WHAT IS BEING ASKED: Work out how many lines in the data below include "TEJAS", then reply with that number only.

[Entries from a dataset of interfaces]
----
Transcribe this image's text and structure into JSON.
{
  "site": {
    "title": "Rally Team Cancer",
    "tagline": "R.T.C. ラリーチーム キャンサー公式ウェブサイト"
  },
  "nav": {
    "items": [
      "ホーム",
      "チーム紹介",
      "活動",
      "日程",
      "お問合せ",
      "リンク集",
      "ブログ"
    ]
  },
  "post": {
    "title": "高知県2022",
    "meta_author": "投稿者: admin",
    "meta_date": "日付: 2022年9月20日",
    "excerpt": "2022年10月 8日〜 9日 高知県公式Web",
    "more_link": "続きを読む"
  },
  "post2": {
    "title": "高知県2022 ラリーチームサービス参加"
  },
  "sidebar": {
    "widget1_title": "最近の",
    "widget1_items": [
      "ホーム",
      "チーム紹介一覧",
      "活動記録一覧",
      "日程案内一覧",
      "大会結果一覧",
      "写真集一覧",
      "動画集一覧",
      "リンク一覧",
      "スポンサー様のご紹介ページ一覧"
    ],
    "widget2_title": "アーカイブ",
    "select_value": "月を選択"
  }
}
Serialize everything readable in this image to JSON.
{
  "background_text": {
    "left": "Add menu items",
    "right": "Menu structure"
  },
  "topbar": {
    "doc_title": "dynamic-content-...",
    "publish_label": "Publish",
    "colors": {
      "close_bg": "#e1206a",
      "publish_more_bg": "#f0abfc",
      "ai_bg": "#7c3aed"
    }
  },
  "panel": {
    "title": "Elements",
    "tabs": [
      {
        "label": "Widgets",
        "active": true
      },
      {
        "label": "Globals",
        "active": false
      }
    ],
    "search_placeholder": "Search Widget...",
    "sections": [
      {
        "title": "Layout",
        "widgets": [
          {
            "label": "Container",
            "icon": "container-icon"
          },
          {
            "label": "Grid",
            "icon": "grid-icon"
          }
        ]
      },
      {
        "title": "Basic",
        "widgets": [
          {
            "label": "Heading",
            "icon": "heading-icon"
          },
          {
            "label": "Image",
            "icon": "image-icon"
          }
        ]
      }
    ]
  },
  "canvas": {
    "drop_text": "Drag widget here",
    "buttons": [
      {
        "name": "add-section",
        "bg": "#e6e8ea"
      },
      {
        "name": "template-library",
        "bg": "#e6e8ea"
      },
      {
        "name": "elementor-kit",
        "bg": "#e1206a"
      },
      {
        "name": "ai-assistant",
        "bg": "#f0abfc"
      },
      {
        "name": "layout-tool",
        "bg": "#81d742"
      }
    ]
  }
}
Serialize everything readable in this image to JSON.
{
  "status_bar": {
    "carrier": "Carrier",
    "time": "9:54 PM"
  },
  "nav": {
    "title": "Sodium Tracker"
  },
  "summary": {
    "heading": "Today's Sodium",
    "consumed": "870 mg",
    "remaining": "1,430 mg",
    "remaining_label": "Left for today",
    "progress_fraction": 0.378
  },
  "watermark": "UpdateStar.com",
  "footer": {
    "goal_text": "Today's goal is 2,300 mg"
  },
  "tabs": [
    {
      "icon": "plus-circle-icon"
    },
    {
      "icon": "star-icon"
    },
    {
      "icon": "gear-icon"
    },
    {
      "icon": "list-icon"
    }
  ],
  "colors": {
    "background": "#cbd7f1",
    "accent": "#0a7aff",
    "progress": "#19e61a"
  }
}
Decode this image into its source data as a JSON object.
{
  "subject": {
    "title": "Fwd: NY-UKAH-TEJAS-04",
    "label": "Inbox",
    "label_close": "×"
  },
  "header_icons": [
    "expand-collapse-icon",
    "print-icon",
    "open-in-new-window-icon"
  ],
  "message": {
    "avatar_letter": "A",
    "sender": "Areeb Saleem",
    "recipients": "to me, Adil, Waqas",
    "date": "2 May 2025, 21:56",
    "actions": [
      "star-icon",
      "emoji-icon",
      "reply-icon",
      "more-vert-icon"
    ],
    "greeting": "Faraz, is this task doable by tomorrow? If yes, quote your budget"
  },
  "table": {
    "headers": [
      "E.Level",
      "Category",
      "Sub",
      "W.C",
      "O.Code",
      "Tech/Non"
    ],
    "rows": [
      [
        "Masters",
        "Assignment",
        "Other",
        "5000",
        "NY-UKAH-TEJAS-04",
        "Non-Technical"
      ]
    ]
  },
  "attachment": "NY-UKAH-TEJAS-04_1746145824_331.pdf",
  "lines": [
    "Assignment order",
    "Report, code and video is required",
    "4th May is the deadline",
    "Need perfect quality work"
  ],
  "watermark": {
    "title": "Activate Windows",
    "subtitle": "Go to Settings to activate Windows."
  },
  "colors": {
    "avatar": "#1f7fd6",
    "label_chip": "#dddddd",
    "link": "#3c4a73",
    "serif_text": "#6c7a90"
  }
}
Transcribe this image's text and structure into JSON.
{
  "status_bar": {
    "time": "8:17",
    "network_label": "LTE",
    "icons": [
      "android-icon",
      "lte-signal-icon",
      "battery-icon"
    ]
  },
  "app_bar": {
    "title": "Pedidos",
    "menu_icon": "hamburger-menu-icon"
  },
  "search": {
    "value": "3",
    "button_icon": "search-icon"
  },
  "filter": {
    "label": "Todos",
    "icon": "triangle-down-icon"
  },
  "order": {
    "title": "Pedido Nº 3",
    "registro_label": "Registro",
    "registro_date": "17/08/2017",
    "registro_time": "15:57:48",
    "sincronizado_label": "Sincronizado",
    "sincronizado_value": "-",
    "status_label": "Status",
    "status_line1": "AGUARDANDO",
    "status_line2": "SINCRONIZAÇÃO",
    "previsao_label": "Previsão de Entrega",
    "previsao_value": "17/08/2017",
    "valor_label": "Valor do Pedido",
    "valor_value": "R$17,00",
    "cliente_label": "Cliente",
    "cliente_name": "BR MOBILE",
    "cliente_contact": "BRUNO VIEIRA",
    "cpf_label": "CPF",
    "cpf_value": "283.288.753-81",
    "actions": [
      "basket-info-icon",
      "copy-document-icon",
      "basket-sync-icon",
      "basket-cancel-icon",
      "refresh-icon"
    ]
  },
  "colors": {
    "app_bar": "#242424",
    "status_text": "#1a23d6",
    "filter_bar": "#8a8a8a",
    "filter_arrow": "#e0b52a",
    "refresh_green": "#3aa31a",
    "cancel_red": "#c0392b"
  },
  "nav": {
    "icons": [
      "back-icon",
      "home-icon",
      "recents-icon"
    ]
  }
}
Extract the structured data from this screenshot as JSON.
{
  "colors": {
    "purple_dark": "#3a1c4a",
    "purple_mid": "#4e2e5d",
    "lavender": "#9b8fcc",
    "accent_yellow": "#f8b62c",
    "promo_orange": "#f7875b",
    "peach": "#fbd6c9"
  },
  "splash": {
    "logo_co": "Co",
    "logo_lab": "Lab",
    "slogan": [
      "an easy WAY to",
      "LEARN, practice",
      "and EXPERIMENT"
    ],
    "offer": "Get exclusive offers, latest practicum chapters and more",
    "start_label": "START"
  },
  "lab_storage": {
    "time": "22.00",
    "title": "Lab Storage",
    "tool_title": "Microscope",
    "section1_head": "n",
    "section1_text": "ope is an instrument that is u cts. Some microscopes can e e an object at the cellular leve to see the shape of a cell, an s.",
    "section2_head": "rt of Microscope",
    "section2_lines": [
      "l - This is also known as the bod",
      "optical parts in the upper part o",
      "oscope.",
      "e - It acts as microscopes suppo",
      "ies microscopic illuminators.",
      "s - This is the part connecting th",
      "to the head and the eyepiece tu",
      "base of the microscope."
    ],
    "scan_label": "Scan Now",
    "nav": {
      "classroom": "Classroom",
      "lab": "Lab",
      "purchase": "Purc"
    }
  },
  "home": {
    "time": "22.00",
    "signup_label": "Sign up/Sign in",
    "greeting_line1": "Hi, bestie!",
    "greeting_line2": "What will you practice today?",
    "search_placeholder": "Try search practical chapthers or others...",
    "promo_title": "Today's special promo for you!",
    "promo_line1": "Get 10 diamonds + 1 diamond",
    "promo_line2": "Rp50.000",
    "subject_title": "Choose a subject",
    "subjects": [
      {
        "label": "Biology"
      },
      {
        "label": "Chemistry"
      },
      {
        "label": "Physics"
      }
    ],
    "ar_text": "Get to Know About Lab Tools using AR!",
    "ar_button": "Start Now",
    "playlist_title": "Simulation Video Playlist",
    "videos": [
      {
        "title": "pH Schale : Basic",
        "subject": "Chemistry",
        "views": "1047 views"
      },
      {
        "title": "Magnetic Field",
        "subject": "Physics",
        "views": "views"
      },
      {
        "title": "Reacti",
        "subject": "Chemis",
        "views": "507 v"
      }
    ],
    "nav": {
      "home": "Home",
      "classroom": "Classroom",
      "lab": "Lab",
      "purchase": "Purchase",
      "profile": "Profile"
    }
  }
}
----
RESPONSE FOR THIS EXERCISE: 3